THE PROBLEM:
Repeat exactly each line of the data provided below.

GIVEN RECORDS Block Start

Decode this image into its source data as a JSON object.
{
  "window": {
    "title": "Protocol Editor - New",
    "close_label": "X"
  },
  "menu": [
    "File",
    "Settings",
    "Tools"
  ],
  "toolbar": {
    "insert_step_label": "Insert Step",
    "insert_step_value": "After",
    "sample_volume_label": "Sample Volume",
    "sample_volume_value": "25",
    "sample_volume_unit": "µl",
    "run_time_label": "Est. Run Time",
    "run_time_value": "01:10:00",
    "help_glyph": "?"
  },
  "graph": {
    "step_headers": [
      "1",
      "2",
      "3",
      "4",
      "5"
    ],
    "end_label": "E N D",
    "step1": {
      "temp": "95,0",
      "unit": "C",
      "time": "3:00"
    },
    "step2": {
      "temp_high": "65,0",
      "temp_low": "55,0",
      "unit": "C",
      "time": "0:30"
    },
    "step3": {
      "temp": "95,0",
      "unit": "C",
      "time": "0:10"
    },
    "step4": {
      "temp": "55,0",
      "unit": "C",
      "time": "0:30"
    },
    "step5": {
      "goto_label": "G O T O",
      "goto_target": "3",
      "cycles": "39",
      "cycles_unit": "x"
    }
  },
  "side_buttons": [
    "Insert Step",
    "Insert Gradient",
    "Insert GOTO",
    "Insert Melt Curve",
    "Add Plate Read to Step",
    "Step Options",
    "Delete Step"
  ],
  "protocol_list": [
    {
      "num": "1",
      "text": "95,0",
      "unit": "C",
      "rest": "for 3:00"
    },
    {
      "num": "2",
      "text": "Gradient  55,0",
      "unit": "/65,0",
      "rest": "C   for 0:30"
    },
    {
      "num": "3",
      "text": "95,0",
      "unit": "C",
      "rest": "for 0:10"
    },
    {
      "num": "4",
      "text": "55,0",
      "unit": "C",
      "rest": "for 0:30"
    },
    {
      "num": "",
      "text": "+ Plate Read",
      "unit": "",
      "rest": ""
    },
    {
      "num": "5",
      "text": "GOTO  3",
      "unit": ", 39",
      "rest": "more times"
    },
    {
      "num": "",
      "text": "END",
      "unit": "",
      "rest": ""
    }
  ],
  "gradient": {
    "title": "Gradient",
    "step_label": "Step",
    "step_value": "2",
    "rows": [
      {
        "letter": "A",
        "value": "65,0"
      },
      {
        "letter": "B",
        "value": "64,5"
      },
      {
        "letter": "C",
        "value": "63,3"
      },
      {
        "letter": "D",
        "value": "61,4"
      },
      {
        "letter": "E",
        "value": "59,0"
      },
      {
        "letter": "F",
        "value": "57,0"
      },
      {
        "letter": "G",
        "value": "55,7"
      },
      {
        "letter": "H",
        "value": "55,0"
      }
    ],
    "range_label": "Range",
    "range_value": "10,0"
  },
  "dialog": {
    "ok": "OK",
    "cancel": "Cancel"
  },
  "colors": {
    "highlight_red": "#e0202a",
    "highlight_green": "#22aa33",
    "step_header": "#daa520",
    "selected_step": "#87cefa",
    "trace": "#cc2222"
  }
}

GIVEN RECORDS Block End

EXERCISE ANSWER:
Decode this image into its source data as a JSON object.
{
  "window": {
    "title": "Protocol Editor - New",
    "close_label": "X"
  },
  "menu": [
    "File",
    "Settings",
    "Tools"
  ],
  "toolbar": {
    "insert_step_label": "Insert Step",
    "insert_step_value": "After",
    "sample_volume_label": "Sample Volume",
    "sample_volume_value": "25",
    "sample_volume_unit": "µl",
    "run_time_label": "Est. Run Time",
    "run_time_value": "01:10:00",
    "help_glyph": "?"
  },
  "graph": {
    "step_headers": [
      "1",
      "2",
      "3",
      "4",
      "5"
    ],
    "end_label": "E N D",
    "step1": {
      "temp": "95,0",
      "unit": "C",
      "time": "3:00"
    },
    "step2": {
      "temp_high": "65,0",
      "temp_low": "55,0",
      "unit": "C",
      "time": "0:30"
    },
    "step3": {
      "temp": "95,0",
      "unit": "C",
      "time": "0:10"
    },
    "step4": {
      "temp": "55,0",
      "unit": "C",
      "time": "0:30"
    },
    "step5": {
      "goto_label": "G O T O",
      "goto_target": "3",
      "cycles": "39",
      "cycles_unit": "x"
    }
  },
  "side_buttons": [
    "Insert Step",
    "Insert Gradient",
    "Insert GOTO",
    "Insert Melt Curve",
    "Add Plate Read to Step",
    "Step Options",
    "Delete Step"
  ],
  "protocol_list": [
    {
      "num": "1",
      "text": "95,0",
      "unit": "C",
      "rest": "for 3:00"
    },
    {
      "num": "2",
      "text": "Gradient  55,0",
      "unit": "/65,0",
      "rest": "C   for 0:30"
    },
    {
      "num": "3",
      "text": "95,0",
      "unit": "C",
      "rest": "for 0:10"
    },
    {
      "num": "4",
      "text": "55,0",
      "unit": "C",
      "rest": "for 0:30"
    },
    {
      "num": "",
      "text": "+ Plate Read",
      "unit": "",
      "rest": ""
    },
    {
      "num": "5",
      "text": "GOTO  3",
      "unit": ", 39",
      "rest": "more times"
    },
    {
      "num": "",
      "text": "END",
      "unit": "",
      "rest": ""
    }
  ],
  "gradient": {
    "title": "Gradient",
    "step_label": "Step",
    "step_value": "2",
    "rows": [
      {
        "letter": "A",
        "value": "65,0"
      },
      {
        "letter": "B",
        "value": "64,5"
      },
      {
        "letter": "C",
        "value": "63,3"
      },
      {
        "letter": "D",
        "value": "61,4"
      },
      {
        "letter": "E",
        "value": "59,0"
      },
      {
        "letter": "F",
        "value": "57,0"
      },
      {
        "letter": "G",
        "value": "55,7"
      },
      {
        "letter": "H",
        "value": "55,0"
      }
    ],
    "range_label": "Range",
    "range_value": "10,0"
  },
  "dialog": {
    "ok": "OK",
    "cancel": "Cancel"
  },
  "colors": {
    "highlight_red": "#e0202a",
    "highlight_green": "#22aa33",
    "step_header": "#daa520",
    "selected_step": "#87cefa",
    "trace": "#cc2222"
  }
}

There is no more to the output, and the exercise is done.